Task objective:
In the records that follow, count the lines where the string "civil" appears, and give the count with nothing added.
== Segment start ==
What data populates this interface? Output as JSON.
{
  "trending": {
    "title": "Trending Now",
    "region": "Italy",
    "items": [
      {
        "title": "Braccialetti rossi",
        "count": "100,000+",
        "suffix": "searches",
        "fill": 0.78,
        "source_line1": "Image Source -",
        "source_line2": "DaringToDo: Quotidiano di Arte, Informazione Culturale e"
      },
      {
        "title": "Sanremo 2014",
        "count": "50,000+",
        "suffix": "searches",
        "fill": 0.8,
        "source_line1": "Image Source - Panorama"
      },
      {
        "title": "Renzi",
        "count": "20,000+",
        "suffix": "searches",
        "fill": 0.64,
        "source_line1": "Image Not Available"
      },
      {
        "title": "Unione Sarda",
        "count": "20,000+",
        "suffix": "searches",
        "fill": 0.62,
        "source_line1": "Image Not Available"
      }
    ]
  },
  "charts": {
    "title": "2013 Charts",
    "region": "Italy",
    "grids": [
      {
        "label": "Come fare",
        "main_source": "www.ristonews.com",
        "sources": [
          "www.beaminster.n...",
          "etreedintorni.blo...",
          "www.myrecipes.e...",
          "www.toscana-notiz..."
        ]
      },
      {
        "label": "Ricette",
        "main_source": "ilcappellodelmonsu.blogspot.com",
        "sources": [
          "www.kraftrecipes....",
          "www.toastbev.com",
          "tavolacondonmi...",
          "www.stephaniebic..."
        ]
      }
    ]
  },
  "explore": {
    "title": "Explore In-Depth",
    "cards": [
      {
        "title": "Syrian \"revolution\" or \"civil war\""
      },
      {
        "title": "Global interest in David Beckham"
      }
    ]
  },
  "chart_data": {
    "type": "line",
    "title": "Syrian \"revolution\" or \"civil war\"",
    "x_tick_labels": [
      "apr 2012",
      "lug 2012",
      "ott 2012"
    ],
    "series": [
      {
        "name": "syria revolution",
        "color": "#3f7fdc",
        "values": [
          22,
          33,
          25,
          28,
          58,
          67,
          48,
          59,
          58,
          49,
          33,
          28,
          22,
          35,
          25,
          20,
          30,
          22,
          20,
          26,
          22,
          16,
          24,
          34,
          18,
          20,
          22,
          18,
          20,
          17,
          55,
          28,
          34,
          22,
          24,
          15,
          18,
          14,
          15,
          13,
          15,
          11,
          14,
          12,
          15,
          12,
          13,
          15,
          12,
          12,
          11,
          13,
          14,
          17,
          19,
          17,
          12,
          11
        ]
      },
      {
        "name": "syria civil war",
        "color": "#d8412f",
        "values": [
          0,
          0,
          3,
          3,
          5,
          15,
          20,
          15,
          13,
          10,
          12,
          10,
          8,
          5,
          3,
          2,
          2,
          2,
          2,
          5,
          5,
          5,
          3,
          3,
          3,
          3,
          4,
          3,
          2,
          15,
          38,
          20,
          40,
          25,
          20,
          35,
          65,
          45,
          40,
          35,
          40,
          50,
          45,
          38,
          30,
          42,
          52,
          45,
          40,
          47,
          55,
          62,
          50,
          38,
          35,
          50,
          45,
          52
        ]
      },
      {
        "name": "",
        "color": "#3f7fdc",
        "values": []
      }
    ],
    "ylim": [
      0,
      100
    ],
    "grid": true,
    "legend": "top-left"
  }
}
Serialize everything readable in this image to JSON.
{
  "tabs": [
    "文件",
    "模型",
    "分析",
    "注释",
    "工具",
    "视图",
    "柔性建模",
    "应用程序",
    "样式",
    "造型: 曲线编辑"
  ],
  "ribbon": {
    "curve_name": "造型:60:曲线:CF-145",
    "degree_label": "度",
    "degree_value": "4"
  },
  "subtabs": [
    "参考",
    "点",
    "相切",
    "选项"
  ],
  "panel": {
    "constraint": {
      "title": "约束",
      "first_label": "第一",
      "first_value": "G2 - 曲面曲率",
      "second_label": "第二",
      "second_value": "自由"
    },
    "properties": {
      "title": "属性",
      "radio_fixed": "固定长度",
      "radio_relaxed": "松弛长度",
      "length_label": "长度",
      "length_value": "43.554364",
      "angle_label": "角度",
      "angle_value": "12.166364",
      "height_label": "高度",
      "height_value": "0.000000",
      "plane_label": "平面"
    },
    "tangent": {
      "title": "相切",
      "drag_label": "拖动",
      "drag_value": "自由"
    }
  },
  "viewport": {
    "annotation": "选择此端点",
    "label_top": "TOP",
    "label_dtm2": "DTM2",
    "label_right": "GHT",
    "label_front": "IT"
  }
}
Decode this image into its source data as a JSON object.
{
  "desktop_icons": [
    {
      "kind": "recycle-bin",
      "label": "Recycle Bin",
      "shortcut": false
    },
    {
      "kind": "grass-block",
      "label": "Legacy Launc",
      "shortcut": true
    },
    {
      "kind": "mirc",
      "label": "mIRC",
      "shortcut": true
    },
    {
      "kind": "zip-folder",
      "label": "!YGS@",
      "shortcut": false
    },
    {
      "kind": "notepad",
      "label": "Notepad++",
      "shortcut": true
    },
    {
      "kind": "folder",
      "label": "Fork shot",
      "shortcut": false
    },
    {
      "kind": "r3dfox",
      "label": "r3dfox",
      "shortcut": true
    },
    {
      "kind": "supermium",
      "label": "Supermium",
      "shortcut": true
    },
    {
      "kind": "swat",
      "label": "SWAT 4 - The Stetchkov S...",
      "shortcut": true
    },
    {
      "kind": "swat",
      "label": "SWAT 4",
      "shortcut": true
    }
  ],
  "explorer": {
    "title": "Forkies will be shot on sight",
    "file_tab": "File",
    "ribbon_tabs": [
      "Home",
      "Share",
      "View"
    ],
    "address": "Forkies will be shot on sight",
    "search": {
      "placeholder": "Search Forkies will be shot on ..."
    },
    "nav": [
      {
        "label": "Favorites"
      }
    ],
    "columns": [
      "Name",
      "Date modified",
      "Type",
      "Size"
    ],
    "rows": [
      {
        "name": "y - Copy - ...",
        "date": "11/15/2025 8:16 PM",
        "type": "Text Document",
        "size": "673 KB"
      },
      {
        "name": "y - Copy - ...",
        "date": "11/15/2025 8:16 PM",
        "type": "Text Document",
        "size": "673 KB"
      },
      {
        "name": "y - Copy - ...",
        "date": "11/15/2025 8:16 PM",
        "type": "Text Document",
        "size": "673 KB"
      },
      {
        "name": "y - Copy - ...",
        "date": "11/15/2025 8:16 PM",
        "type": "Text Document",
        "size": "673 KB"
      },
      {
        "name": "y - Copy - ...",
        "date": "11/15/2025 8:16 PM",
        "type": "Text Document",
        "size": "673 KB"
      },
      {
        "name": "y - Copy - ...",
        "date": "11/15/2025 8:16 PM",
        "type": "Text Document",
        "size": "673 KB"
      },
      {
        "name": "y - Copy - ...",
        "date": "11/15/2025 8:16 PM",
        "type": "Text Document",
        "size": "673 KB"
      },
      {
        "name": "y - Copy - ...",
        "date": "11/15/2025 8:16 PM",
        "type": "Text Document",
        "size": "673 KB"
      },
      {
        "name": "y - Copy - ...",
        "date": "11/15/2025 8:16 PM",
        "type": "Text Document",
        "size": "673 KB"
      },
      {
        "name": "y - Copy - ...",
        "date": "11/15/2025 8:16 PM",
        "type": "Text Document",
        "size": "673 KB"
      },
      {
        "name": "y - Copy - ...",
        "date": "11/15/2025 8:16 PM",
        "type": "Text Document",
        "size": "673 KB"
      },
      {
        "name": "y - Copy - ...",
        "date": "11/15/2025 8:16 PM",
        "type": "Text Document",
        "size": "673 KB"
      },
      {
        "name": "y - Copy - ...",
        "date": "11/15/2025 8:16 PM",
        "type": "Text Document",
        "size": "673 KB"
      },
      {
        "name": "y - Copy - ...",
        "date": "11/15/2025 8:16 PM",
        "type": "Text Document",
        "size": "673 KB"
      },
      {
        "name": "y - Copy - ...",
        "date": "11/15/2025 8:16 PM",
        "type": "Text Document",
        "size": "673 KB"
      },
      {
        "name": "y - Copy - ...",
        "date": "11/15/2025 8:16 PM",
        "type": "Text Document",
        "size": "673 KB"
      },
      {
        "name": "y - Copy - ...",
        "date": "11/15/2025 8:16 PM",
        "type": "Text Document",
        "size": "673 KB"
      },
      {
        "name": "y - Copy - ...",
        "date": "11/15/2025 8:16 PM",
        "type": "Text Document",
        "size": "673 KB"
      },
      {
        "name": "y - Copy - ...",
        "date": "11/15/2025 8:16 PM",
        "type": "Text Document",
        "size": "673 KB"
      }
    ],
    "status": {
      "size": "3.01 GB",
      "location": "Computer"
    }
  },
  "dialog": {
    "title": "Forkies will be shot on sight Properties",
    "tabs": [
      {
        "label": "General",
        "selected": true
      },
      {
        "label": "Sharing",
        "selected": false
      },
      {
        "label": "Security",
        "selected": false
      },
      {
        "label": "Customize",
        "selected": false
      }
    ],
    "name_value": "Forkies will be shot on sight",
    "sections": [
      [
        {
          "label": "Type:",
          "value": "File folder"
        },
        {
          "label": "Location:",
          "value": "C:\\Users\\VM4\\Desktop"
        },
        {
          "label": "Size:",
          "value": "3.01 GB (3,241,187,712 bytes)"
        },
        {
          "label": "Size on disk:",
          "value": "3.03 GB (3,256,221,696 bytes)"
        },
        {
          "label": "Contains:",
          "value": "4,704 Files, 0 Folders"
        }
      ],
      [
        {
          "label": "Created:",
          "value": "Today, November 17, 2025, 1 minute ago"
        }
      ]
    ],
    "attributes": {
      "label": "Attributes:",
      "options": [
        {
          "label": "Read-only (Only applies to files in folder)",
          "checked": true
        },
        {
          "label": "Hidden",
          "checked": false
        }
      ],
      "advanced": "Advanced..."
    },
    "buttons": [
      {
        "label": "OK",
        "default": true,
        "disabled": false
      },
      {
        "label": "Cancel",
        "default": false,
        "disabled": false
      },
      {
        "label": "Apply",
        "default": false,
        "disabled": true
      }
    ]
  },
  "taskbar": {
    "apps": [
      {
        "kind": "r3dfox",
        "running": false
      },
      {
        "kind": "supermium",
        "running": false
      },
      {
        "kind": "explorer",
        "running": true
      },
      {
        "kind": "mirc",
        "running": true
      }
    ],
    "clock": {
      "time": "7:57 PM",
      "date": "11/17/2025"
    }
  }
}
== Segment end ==
Response to the exercise:
3